Records to use =
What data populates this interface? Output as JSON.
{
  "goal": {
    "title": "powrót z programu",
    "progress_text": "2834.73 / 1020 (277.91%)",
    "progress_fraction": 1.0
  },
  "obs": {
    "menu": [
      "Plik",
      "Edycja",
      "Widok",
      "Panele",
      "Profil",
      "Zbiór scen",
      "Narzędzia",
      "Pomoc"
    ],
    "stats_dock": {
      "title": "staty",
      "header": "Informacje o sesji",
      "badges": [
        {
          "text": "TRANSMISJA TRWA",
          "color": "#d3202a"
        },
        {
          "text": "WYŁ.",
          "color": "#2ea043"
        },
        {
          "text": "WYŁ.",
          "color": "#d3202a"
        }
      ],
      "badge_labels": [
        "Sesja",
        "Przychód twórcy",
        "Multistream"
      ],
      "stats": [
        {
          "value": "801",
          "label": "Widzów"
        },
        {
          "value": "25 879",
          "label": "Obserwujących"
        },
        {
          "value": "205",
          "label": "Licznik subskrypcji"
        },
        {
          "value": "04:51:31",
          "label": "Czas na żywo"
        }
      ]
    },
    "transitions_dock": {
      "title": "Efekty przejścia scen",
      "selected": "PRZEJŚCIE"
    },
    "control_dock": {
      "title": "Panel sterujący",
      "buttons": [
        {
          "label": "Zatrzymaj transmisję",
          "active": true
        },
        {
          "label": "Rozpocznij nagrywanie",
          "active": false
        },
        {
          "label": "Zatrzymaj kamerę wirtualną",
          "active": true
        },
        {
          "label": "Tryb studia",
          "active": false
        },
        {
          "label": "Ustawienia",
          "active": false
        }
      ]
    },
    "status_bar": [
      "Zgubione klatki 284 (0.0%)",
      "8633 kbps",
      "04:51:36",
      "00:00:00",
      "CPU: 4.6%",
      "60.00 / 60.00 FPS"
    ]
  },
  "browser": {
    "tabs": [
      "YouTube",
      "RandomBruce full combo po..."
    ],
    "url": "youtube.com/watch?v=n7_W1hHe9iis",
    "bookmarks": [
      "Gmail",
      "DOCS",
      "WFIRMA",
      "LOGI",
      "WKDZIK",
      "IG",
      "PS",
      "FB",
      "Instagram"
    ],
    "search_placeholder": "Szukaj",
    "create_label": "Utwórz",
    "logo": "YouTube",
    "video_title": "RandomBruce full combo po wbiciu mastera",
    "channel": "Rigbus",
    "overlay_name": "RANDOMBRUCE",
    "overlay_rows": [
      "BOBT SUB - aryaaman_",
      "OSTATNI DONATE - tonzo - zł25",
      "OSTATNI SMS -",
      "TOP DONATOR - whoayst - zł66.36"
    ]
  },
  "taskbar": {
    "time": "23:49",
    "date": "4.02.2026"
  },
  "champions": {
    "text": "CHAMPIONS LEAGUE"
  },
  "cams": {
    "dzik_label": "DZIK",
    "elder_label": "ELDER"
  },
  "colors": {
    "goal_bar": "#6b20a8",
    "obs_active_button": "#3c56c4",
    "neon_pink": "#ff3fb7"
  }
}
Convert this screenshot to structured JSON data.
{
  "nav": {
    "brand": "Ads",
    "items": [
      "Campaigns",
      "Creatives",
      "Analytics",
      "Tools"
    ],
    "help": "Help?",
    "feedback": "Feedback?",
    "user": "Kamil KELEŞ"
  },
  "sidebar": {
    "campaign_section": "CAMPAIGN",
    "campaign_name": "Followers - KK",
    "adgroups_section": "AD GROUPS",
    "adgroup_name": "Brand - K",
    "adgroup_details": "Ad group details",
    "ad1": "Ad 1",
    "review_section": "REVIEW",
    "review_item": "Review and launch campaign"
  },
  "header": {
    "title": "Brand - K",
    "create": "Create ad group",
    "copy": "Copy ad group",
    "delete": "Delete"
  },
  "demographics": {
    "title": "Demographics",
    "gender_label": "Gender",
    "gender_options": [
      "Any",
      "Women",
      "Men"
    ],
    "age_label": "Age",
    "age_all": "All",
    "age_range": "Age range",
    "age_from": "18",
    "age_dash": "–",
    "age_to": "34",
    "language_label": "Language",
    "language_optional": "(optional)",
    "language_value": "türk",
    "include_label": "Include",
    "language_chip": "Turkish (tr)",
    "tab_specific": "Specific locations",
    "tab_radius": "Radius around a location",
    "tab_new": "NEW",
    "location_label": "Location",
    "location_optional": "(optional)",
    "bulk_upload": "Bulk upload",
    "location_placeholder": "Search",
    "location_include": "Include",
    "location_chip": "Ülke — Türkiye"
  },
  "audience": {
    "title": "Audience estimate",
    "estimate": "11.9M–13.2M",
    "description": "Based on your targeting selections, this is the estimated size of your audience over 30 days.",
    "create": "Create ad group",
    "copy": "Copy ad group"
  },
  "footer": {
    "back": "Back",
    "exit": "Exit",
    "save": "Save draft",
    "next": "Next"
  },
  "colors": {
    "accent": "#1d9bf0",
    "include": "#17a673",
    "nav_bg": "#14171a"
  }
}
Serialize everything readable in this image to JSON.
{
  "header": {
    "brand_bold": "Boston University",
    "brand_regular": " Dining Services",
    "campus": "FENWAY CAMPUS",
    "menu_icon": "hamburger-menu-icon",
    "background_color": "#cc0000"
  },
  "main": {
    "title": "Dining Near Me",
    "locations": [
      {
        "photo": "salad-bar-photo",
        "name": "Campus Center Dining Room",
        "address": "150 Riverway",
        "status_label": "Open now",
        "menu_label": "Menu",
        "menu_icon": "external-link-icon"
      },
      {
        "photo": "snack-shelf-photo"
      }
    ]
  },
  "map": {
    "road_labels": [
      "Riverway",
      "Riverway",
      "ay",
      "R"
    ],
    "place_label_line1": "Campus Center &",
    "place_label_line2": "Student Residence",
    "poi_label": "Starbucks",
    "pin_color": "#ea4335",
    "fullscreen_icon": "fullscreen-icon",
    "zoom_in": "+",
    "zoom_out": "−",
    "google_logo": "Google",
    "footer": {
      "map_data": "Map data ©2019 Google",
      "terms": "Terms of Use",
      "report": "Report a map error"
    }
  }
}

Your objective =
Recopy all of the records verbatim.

Solution for this exercise =
What data populates this interface? Output as JSON.
{
  "goal": {
    "title": "powrót z programu",
    "progress_text": "2834.73 / 1020 (277.91%)",
    "progress_fraction": 1.0
  },
  "obs": {
    "menu": [
      "Plik",
      "Edycja",
      "Widok",
      "Panele",
      "Profil",
      "Zbiór scen",
      "Narzędzia",
      "Pomoc"
    ],
    "stats_dock": {
      "title": "staty",
      "header": "Informacje o sesji",
      "badges": [
        {
          "text": "TRANSMISJA TRWA",
          "color": "#d3202a"
        },
        {
          "text": "WYŁ.",
          "color": "#2ea043"
        },
        {
          "text": "WYŁ.",
          "color": "#d3202a"
        }
      ],
      "badge_labels": [
        "Sesja",
        "Przychód twórcy",
        "Multistream"
      ],
      "stats": [
        {
          "value": "801",
          "label": "Widzów"
        },
        {
          "value": "25 879",
          "label": "Obserwujących"
        },
        {
          "value": "205",
          "label": "Licznik subskrypcji"
        },
        {
          "value": "04:51:31",
          "label": "Czas na żywo"
        }
      ]
    },
    "transitions_dock": {
      "title": "Efekty przejścia scen",
      "selected": "PRZEJŚCIE"
    },
    "control_dock": {
      "title": "Panel sterujący",
      "buttons": [
        {
          "label": "Zatrzymaj transmisję",
          "active": true
        },
        {
          "label": "Rozpocznij nagrywanie",
          "active": false
        },
        {
          "label": "Zatrzymaj kamerę wirtualną",
          "active": true
        },
        {
          "label": "Tryb studia",
          "active": false
        },
        {
          "label": "Ustawienia",
          "active": false
        }
      ]
    },
    "status_bar": [
      "Zgubione klatki 284 (0.0%)",
      "8633 kbps",
      "04:51:36",
      "00:00:00",
      "CPU: 4.6%",
      "60.00 / 60.00 FPS"
    ]
  },
  "browser": {
    "tabs": [
      "YouTube",
      "RandomBruce full combo po..."
    ],
    "url": "youtube.com/watch?v=n7_W1hHe9iis",
    "bookmarks": [
      "Gmail",
      "DOCS",
      "WFIRMA",
      "LOGI",
      "WKDZIK",
      "IG",
      "PS",
      "FB",
      "Instagram"
    ],
    "search_placeholder": "Szukaj",
    "create_label": "Utwórz",
    "logo": "YouTube",
    "video_title": "RandomBruce full combo po wbiciu mastera",
    "channel": "Rigbus",
    "overlay_name": "RANDOMBRUCE",
    "overlay_rows": [
      "BOBT SUB - aryaaman_",
      "OSTATNI DONATE - tonzo - zł25",
      "OSTATNI SMS -",
      "TOP DONATOR - whoayst - zł66.36"
    ]
  },
  "taskbar": {
    "time": "23:49",
    "date": "4.02.2026"
  },
  "champions": {
    "text": "CHAMPIONS LEAGUE"
  },
  "cams": {
    "dzik_label": "DZIK",
    "elder_label": "ELDER"
  },
  "colors": {
    "goal_bar": "#6b20a8",
    "obs_active_button": "#3c56c4",
    "neon_pink": "#ff3fb7"
  }
}
Convert this screenshot to structured JSON data.
{
  "nav": {
    "brand": "Ads",
    "items": [
      "Campaigns",
      "Creatives",
      "Analytics",
      "Tools"
    ],
    "help": "Help?",
    "feedback": "Feedback?",
    "user": "Kamil KELEŞ"
  },
  "sidebar": {
    "campaign_section": "CAMPAIGN",
    "campaign_name": "Followers - KK",
    "adgroups_section": "AD GROUPS",
    "adgroup_name": "Brand - K",
    "adgroup_details": "Ad group details",
    "ad1": "Ad 1",
    "review_section": "REVIEW",
    "review_item": "Review and launch campaign"
  },
  "header": {
    "title": "Brand - K",
    "create": "Create ad group",
    "copy": "Copy ad group",
    "delete": "Delete"
  },
  "demographics": {
    "title": "Demographics",
    "gender_label": "Gender",
    "gender_options": [
      "Any",
      "Women",
      "Men"
    ],
    "age_label": "Age",
    "age_all": "All",
    "age_range": "Age range",
    "age_from": "18",
    "age_dash": "–",
    "age_to": "34",
    "language_label": "Language",
    "language_optional": "(optional)",
    "language_value": "türk",
    "include_label": "Include",
    "language_chip": "Turkish (tr)",
    "tab_specific": "Specific locations",
    "tab_radius": "Radius around a location",
    "tab_new": "NEW",
    "location_label": "Location",
    "location_optional": "(optional)",
    "bulk_upload": "Bulk upload",
    "location_placeholder": "Search",
    "location_include": "Include",
    "location_chip": "Ülke — Türkiye"
  },
  "audience": {
    "title": "Audience estimate",
    "estimate": "11.9M–13.2M",
    "description": "Based on your targeting selections, this is the estimated size of your audience over 30 days.",
    "create": "Create ad group",
    "copy": "Copy ad group"
  },
  "footer": {
    "back": "Back",
    "exit": "Exit",
    "save": "Save draft",
    "next": "Next"
  },
  "colors": {
    "accent": "#1d9bf0",
    "include": "#17a673",
    "nav_bg": "#14171a"
  }
}
Serialize everything readable in this image to JSON.
{
  "header": {
    "brand_bold": "Boston University",
    "brand_regular": " Dining Services",
    "campus": "FENWAY CAMPUS",
    "menu_icon": "hamburger-menu-icon",
    "background_color": "#cc0000"
  },
  "main": {
    "title": "Dining Near Me",
    "locations": [
      {
        "photo": "salad-bar-photo",
        "name": "Campus Center Dining Room",
        "address": "150 Riverway",
        "status_label": "Open now",
        "menu_label": "Menu",
        "menu_icon": "external-link-icon"
      },
      {
        "photo": "snack-shelf-photo"
      }
    ]
  },
  "map": {
    "road_labels": [
      "Riverway",
      "Riverway",
      "ay",
      "R"
    ],
    "place_label_line1": "Campus Center &",
    "place_label_line2": "Student Residence",
    "poi_label": "Starbucks",
    "pin_color": "#ea4335",
    "fullscreen_icon": "fullscreen-icon",
    "zoom_in": "+",
    "zoom_out": "−",
    "google_logo": "Google",
    "footer": {
      "map_data": "Map data ©2019 Google",
      "terms": "Terms of Use",
      "report": "Report a map error"
    }
  }
}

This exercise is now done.